its Work and Training
by Tim Longton and Edward Hart
This informative little book is all about border collies. After reading Nop's Trials, The Dogs of Bedlam Farm and Dogs: A New Understanding, I was even more curious about this breed. The Sheep Dog was written by a man who worked sheep in the Lancashire hills and raised and trained his own dogs, always having at least a dozen on the farm. He describes what makes a good sheep dog, how to choose one from a litter, how the young dogs should be raised, and details of their training (fascinating, and very involved!) Longton also explains the workings of sheep dog trials, questions some of the judging standards, and goes into obedience work trials, too. He gives some of the background and history of the International Sheep Dog Society. Midway through the book there is also a chapter describing a year's work for the average sheep dog; the different tasks and conditions they face as the seasons change, working with the sheep during lambing time, breeding, dipping, shearing, sorting for market, etc. One thing I really enjoyed about this book was the numerous little anecdotes about individual dogs, which showed just how much their personalities and abilities can vary. There is a helpful glossary in the back, as the book contains a lot of words particular to the region and occupation.
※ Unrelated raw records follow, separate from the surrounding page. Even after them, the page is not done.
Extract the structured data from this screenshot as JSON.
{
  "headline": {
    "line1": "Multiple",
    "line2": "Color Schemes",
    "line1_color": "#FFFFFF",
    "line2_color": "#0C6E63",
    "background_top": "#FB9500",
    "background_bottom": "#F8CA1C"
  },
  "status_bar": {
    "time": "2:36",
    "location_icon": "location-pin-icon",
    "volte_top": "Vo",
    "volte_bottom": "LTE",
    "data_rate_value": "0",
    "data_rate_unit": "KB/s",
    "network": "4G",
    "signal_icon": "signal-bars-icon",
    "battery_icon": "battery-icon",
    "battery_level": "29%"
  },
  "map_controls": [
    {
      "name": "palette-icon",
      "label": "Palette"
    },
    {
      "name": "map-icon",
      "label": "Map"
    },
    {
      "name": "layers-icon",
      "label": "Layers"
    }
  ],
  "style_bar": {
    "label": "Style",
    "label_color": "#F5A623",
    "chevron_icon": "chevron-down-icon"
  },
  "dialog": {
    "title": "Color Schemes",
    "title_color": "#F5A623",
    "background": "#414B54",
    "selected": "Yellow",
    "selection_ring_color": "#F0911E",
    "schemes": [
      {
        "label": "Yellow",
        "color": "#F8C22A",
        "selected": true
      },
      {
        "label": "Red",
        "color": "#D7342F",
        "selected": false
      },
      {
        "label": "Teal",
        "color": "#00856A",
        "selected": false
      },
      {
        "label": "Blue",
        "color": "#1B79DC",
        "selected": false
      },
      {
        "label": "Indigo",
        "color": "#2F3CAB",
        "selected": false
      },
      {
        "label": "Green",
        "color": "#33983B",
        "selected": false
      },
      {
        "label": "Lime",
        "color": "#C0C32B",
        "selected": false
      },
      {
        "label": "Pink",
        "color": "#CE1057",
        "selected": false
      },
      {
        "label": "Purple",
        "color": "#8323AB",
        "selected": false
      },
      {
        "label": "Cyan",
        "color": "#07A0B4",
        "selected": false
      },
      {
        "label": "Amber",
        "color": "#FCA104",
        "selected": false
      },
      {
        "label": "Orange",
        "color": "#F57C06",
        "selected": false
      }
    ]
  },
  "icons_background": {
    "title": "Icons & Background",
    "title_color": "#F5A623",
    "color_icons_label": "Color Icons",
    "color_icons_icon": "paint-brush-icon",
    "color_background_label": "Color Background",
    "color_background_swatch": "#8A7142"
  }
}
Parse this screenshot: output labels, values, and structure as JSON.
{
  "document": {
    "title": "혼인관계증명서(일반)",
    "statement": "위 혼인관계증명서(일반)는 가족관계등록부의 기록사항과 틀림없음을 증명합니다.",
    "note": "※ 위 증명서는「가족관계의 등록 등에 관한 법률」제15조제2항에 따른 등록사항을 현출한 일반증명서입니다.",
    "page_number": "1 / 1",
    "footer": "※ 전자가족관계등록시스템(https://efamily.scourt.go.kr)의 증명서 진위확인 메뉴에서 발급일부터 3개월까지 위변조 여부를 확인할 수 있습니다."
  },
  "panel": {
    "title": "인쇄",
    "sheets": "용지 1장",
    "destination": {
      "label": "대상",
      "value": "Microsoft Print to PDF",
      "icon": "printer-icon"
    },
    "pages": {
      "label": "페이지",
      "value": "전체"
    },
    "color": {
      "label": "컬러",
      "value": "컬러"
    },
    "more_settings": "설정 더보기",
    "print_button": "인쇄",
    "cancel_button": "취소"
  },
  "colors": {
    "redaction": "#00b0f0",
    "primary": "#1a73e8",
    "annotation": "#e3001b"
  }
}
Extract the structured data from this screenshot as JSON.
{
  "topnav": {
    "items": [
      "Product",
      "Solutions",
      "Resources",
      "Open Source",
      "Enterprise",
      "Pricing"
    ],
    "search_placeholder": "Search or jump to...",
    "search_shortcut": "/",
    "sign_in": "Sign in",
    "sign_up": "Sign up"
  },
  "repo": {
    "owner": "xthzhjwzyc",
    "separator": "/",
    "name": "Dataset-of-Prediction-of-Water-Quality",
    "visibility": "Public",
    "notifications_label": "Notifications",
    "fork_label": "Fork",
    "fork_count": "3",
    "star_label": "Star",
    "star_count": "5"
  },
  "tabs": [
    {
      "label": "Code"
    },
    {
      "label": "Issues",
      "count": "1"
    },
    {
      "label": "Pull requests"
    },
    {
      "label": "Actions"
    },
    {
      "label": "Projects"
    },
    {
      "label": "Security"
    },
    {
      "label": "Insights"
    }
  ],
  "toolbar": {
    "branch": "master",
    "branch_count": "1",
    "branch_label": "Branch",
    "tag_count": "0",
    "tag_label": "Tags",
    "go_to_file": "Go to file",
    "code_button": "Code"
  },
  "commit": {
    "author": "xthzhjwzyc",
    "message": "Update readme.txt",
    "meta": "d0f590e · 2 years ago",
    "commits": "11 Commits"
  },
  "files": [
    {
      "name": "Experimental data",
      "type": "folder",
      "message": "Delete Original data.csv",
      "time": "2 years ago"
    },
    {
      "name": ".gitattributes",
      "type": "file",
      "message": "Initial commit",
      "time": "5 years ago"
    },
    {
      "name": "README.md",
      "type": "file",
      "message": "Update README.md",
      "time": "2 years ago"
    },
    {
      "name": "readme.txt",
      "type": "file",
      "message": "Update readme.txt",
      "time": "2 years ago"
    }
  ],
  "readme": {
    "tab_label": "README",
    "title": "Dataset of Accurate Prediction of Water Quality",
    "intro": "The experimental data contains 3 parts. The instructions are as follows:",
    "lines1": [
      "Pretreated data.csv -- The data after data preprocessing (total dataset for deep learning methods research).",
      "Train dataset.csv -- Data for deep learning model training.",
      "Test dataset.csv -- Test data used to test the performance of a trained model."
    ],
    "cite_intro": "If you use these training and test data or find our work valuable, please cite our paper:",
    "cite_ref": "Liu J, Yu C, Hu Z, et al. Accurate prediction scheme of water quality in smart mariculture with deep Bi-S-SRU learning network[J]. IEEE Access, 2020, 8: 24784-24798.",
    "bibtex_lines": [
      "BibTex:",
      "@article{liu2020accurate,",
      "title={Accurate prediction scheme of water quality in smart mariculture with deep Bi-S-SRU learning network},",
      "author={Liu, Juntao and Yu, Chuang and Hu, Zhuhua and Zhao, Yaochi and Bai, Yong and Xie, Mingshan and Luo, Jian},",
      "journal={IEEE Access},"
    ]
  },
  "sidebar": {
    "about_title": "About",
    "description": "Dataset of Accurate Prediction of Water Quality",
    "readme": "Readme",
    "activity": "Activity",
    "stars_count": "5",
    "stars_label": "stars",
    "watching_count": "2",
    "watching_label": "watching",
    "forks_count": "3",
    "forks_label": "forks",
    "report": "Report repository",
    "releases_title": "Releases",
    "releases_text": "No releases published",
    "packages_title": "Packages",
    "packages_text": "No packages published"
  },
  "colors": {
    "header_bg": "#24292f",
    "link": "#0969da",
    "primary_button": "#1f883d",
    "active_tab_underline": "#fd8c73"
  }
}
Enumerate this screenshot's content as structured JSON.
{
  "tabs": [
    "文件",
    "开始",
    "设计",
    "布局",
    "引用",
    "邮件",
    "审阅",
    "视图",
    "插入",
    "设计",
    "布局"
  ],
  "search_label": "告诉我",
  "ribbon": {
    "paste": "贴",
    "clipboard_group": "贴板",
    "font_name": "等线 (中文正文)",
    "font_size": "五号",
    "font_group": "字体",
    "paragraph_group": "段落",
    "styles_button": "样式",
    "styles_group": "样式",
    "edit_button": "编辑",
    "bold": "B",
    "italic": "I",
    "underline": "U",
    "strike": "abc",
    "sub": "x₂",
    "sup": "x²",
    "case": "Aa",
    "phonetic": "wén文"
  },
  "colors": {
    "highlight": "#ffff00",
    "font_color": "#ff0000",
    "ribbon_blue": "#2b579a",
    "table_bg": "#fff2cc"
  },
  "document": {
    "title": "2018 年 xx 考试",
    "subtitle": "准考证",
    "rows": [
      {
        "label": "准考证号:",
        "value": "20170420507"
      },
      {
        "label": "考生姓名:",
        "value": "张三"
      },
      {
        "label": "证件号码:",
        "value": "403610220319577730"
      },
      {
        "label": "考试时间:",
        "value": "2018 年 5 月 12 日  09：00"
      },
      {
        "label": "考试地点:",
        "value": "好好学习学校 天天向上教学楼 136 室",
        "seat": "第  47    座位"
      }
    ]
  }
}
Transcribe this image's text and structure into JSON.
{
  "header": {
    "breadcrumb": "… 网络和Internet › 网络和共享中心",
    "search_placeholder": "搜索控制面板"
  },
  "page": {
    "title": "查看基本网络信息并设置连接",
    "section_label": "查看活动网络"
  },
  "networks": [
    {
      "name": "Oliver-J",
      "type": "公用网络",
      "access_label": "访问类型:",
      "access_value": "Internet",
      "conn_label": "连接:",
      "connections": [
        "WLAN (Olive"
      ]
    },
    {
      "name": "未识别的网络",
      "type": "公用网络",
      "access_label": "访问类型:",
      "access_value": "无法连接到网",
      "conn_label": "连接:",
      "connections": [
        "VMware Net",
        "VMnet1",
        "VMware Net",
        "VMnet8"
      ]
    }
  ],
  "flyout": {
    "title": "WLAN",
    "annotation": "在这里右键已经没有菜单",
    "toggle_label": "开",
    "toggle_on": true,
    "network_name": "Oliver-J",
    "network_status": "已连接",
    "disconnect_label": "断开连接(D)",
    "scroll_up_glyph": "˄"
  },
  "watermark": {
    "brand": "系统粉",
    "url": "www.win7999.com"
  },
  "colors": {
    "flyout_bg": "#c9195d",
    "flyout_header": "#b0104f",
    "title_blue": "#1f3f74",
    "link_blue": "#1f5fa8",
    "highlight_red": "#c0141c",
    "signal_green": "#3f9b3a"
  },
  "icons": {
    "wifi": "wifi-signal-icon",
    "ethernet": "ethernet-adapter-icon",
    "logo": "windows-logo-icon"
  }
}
One small flaw I found was that I came across an unfamiliar word in the text, and next to it in partenthesis "see Glossary" but when I turned to the back, this word wasn't included! It was easy to figure out from the context, though.
I read this book for the 9 for '09 Challenge. Almost halfway done!
Rating: 3/5 ........ 124 pages, 1976